At Sunday’s Tea Party in Bowne Park, citizens dumped cargo overboard — with their voices, not their arms. That afternoon, conservative residents leveled their complaints against state and federal governments in the grassroots tradition of the town hall meeting.
“We just want people to come and air their feelings,” said organizer and real estate broker John Procida as the Gadsden flag with a coiled snake and the inscription, “Don’t Tread on Me,” waved behind him in the open air. Procida, with co-coordinators Marie Warhola and Ed Konecnik, nostagically envisioned “restor[ing] America to the way it was.”
To Procida, State Sen. Frank Padavan (R-Bellerose), and City Councilman Dan Halloran (R-Whitestone) that means, primarily, curbing government spending and taxes. As “the highest taxed state in the nation…[New York has] been losing people by the droves,” Padavan said. Millionaires milked for their money “stop laying golden eggs,” and move to states like Florida, where there are no inheritance or property taxes.
The answer to state budget deficits of $9.5 million “is not to tax the middle class,” Halloran said. His recommendation to the state Legislature was “stop spending and make every citizen contribute.”

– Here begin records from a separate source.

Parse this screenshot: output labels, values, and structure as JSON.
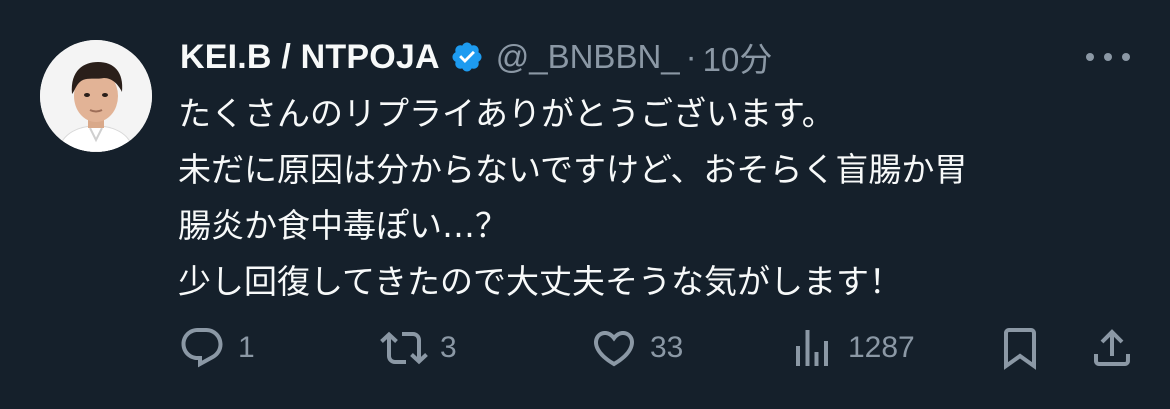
{
  "author": {
    "display_name": "KEI.B / NTPOJA",
    "handle": "@_BNBBN_",
    "separator": "·",
    "time": "10分",
    "verified": true
  },
  "tweet": {
    "lines": [
      "たくさんのリプライありがとうございます。",
      "未だに原因は分からないですけど、おそらく盲腸か胃",
      "腸炎か食中毒ぽい…？",
      "少し回復してきたので大丈夫そうな気がします！"
    ]
  },
  "actions": {
    "reply": {
      "icon": "reply-icon",
      "count": "1"
    },
    "retweet": {
      "icon": "retweet-icon",
      "count": "3"
    },
    "like": {
      "icon": "heart-icon",
      "count": "33"
    },
    "views": {
      "icon": "views-icon",
      "count": "1287"
    },
    "bookmark": {
      "icon": "bookmark-icon"
    },
    "share": {
      "icon": "share-icon"
    }
  },
  "colors": {
    "background": "#15202b",
    "text": "#f7f9f9",
    "muted": "#8b98a5",
    "verified": "#1d9bf0"
  }
}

Illegal immigrants, who send their untaxed earnings to family members in their native countries, aren’t citizens, and therefore complicate the issue. Anti-immigration activist Barbara Rodgers, who herself emigrated from Australia legally, wants to discourage “illegal criminals” from moving here and pitied those who have been, in their search for employment, forced into slave conditions.

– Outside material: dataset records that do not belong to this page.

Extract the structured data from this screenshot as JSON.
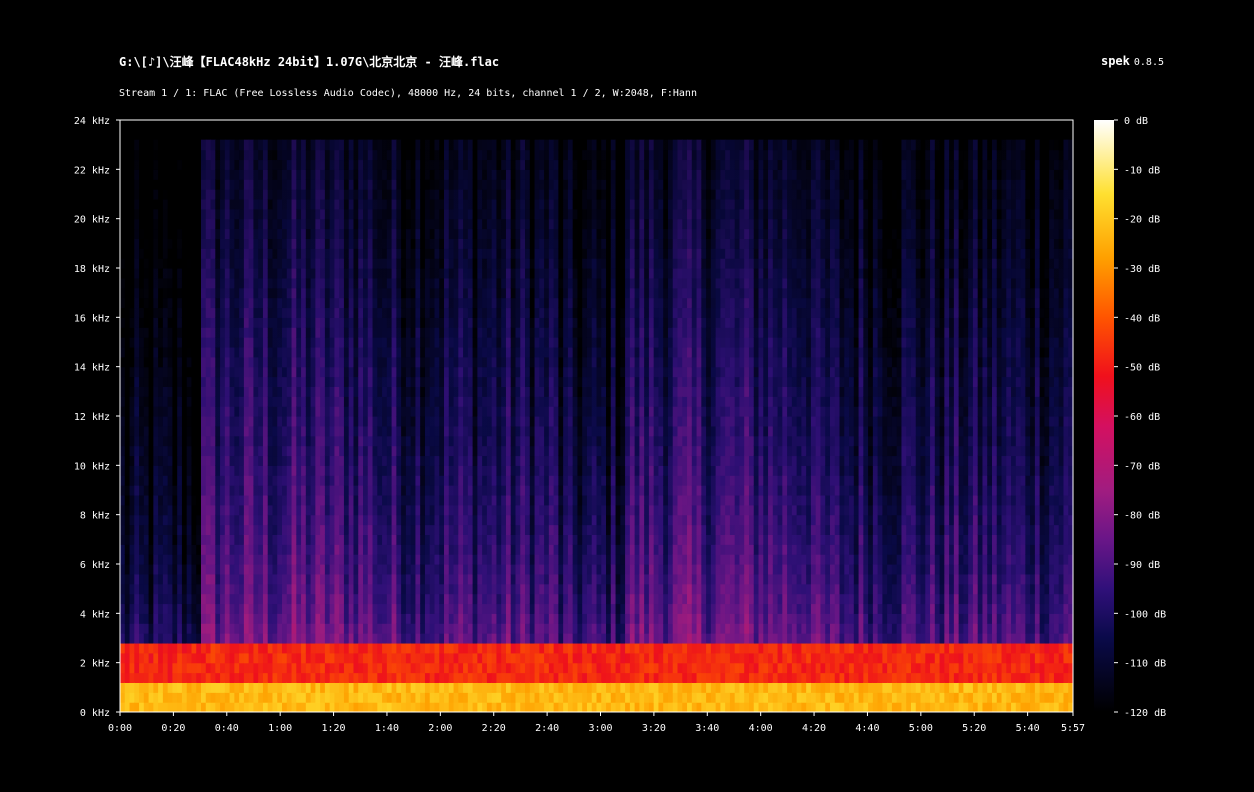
{
  "header": {
    "file_path": "G:\\[♪]\\汪峰【FLAC48kHz 24bit】1.07G\\北京北京 - 汪峰.flac",
    "stream_info": "Stream 1 / 1: FLAC (Free Lossless Audio Codec), 48000 Hz, 24 bits, channel 1 / 2, W:2048, F:Hann",
    "app_name": "spek",
    "app_version": "0.8.5"
  },
  "chart_data": {
    "type": "heatmap",
    "title": "",
    "xlabel": "",
    "ylabel": "",
    "x_unit": "time (m:ss)",
    "y_unit": "kHz",
    "xlim": [
      0,
      357
    ],
    "ylim": [
      0,
      24
    ],
    "x_ticks": [
      {
        "value": 0,
        "label": "0:00"
      },
      {
        "value": 20,
        "label": "0:20"
      },
      {
        "value": 40,
        "label": "0:40"
      },
      {
        "value": 60,
        "label": "1:00"
      },
      {
        "value": 80,
        "label": "1:20"
      },
      {
        "value": 100,
        "label": "1:40"
      },
      {
        "value": 120,
        "label": "2:00"
      },
      {
        "value": 140,
        "label": "2:20"
      },
      {
        "value": 160,
        "label": "2:40"
      },
      {
        "value": 180,
        "label": "3:00"
      },
      {
        "value": 200,
        "label": "3:20"
      },
      {
        "value": 220,
        "label": "3:40"
      },
      {
        "value": 240,
        "label": "4:00"
      },
      {
        "value": 260,
        "label": "4:20"
      },
      {
        "value": 280,
        "label": "4:40"
      },
      {
        "value": 300,
        "label": "5:00"
      },
      {
        "value": 320,
        "label": "5:20"
      },
      {
        "value": 340,
        "label": "5:40"
      },
      {
        "value": 357,
        "label": "5:57"
      }
    ],
    "y_ticks": [
      {
        "value": 0,
        "label": "0 kHz"
      },
      {
        "value": 2,
        "label": "2 kHz"
      },
      {
        "value": 4,
        "label": "4 kHz"
      },
      {
        "value": 6,
        "label": "6 kHz"
      },
      {
        "value": 8,
        "label": "8 kHz"
      },
      {
        "value": 10,
        "label": "10 kHz"
      },
      {
        "value": 12,
        "label": "12 kHz"
      },
      {
        "value": 14,
        "label": "14 kHz"
      },
      {
        "value": 16,
        "label": "16 kHz"
      },
      {
        "value": 18,
        "label": "18 kHz"
      },
      {
        "value": 20,
        "label": "20 kHz"
      },
      {
        "value": 22,
        "label": "22 kHz"
      },
      {
        "value": 24,
        "label": "24 kHz"
      }
    ],
    "colorbar": {
      "range_db": [
        -120,
        0
      ],
      "ticks": [
        {
          "value": 0,
          "label": "0 dB"
        },
        {
          "value": -10,
          "label": "-10 dB"
        },
        {
          "value": -20,
          "label": "-20 dB"
        },
        {
          "value": -30,
          "label": "-30 dB"
        },
        {
          "value": -40,
          "label": "-40 dB"
        },
        {
          "value": -50,
          "label": "-50 dB"
        },
        {
          "value": -60,
          "label": "-60 dB"
        },
        {
          "value": -70,
          "label": "-70 dB"
        },
        {
          "value": -80,
          "label": "-80 dB"
        },
        {
          "value": -90,
          "label": "-90 dB"
        },
        {
          "value": -100,
          "label": "-100 dB"
        },
        {
          "value": -110,
          "label": "-110 dB"
        },
        {
          "value": -120,
          "label": "-120 dB"
        }
      ],
      "stops": [
        {
          "db": -120,
          "color": "#000000"
        },
        {
          "db": -105,
          "color": "#0a0a4a"
        },
        {
          "db": -95,
          "color": "#30107a"
        },
        {
          "db": -85,
          "color": "#6a1688"
        },
        {
          "db": -75,
          "color": "#a11c80"
        },
        {
          "db": -62,
          "color": "#d41060"
        },
        {
          "db": -52,
          "color": "#f0101c"
        },
        {
          "db": -40,
          "color": "#ff5500"
        },
        {
          "db": -28,
          "color": "#ffa000"
        },
        {
          "db": -15,
          "color": "#ffe030"
        },
        {
          "db": 0,
          "color": "#ffffff"
        }
      ]
    },
    "spectral_cutoff_khz": 23.2,
    "segments": [
      {
        "start": 0,
        "end": 31,
        "level_db": -108
      },
      {
        "start": 31,
        "end": 96,
        "level_db": -88
      },
      {
        "start": 96,
        "end": 165,
        "level_db": -93
      },
      {
        "start": 165,
        "end": 189,
        "level_db": -100
      },
      {
        "start": 189,
        "end": 261,
        "level_db": -88
      },
      {
        "start": 261,
        "end": 357,
        "level_db": -95
      }
    ]
  }
}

Despite the conservative leanings of citizens like Rodgers, Procina and Halloran stressed that Tea Party patriots have no political allegiances. “We’re not any one political party, we’re every party. We’re everyone who ever said the government is taking too much,” Halloran said, equating the philosophy of American bureaucracy to the Communist manifesto.
Nationwide in the last year, patriots have preached fiscal responsibility, constitutionally limited government, and free markets. They operate what their mission statement describes as “a non-partisan, nonprofit social welfare organization dedicated to furthering the common good and general welfare of the people of the United States.”

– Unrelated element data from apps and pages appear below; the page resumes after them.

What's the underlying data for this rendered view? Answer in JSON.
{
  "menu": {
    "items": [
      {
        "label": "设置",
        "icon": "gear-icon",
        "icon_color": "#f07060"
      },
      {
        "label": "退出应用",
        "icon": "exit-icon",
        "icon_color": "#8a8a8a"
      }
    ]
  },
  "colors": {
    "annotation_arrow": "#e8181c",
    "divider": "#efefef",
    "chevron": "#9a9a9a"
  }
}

Over 50 residents and local activists had gathered at the Queens Tea Party in the Flushing Park by the time candidate for the 26th Assembly District, libertarian Republican Vince Tabone addressed the audience. He adapted the partriots’ nonpartisan creed in his favor: “One-party rule does not work,” he said. He urged attendees to vote for their local Republican candidate.
With proding from disappointed Republicans in the crowd, Halloran had admitted that the Queens GOP has been fractured in the last few years. He emphasized that it is important to engage young Republicans in local politics.
But political director of the Libertarian Party Tom Stevens said Republican unity and dominance in the state Legislature is not the answer. He reminded party members that spending had also increased under Republican control.
Advocating open trade routes, a strong military, a proactive CIA, and cutbacks in runaway budget numbers as befits his brand of pragmatism, Stevens later expressed sincere pride in his nation and the civil rights it gave him: “We are a beacon of liberty for the rest of the world and our flag is a symbol of that.”
Procida gushed with demonstrative anecdotes. He explained that Konecnik, who had once read the “Daily Worker,” joined Stevens’ party when he visited Czechoslovakia and experienced Communism for himself. A Russian immigrant told Procida, “You’re turning the country into a socialist state. Where am I going to go next?”
When the patriots disbanded, Elena, whose family is from Greece and England and who would not give her last name, walked away with renewed resolve to defend her individual freedoms. “I feel very encouraged and inspired,” she said. Her husband George was convinced that “if [Americans] just did some traveling,” as his profession required, “they would have a totally different perspective” on just how unique their civil liberties are.